Here is another Sanctus that has been used in many Lutheran hymnals, and a version of it is in Lutheran Book of Worship (Setting Two) and Evangelical Lutheran Worship (Setting Four).

Sanctus_CSB_Bach
From Common Service Book of the Lutheran Church, 1919.

And here is how it appeared in Service Book and Hymnal, 1959. This recording also includes the Sursum Corda/Preface.

 

Here is the German text with a tune arranged by Johann Sebastian Bach:

Here is Mozart’s Sanctus. (The video says its from his Requiem, but that is not correct. ):

Luther’s hymn Jesaia, dem Propheten, Isaiah, Mighty Seer in Days of Old retells the vision from Isaiah 6, and among German Lutherans, this hymn took the place of the Sanctus, or was even called the German Sanctus. Here it is as arranged by Michael Praetorius with much tone-painting that supports the meaning of the words:

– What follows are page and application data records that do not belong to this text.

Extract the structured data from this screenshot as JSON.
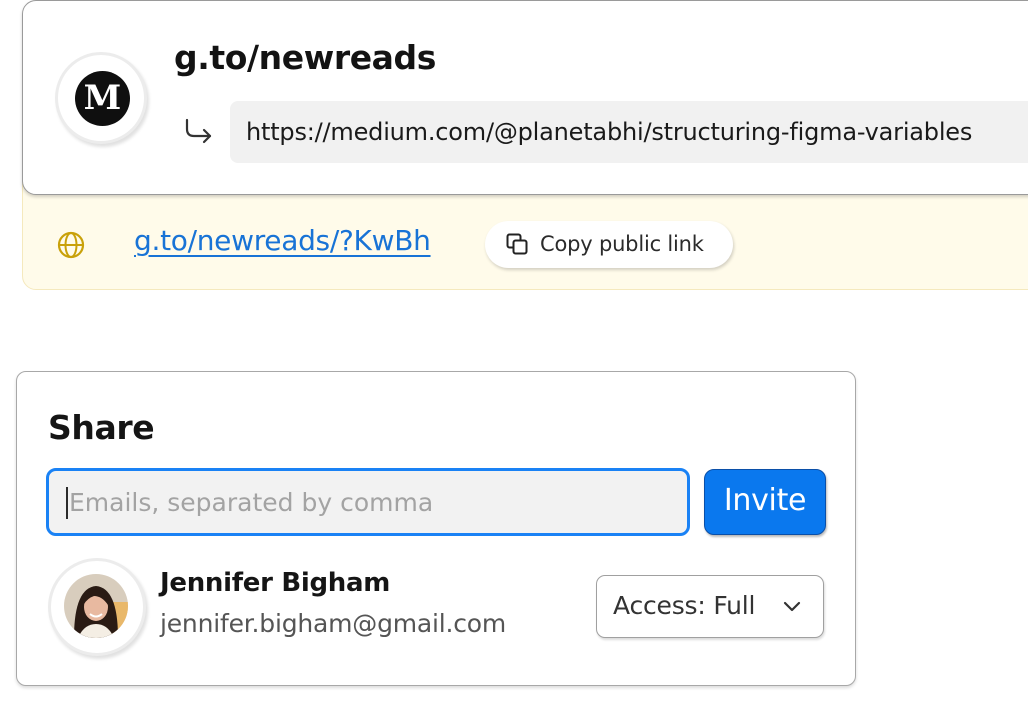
{
  "link": {
    "short_url": "g.to/newreads",
    "destination_url": "https://medium.com/@planetabhi/structuring-figma-variables",
    "logo_letter": "M",
    "public_link": "g.to/newreads/?KwBh",
    "copy_label": "Copy public link"
  },
  "share": {
    "title": "Share",
    "input_placeholder": "Emails, separated by comma",
    "input_value": "",
    "invite_label": "Invite",
    "user": {
      "name": "Jennifer Bigham",
      "email": "jennifer.bigham@gmail.com",
      "access_label": "Access: Full"
    }
  },
  "colors": {
    "accent": "#0a78ee",
    "link": "#1873d6",
    "public_bar_bg": "#fffbea",
    "globe": "#c9a10a"
  },
  "icons": [
    "medium-logo-icon",
    "redirect-arrow-icon",
    "globe-icon",
    "copy-icon",
    "chevron-down-icon"
  ]
}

And here is Isaiah, Mighty Seer sung in English at the 2017 WELS National Worship Conference. It is performed by a children’s choir, adult choir, assembly, organ, brass and percussion. I was there for the performance, and it also conveyed the awe and the power of our thrice-holy God. The recording begins with the Exhortation from Luther’s Deutsches Messe, and is followed by Isaiah, Mighty Seer: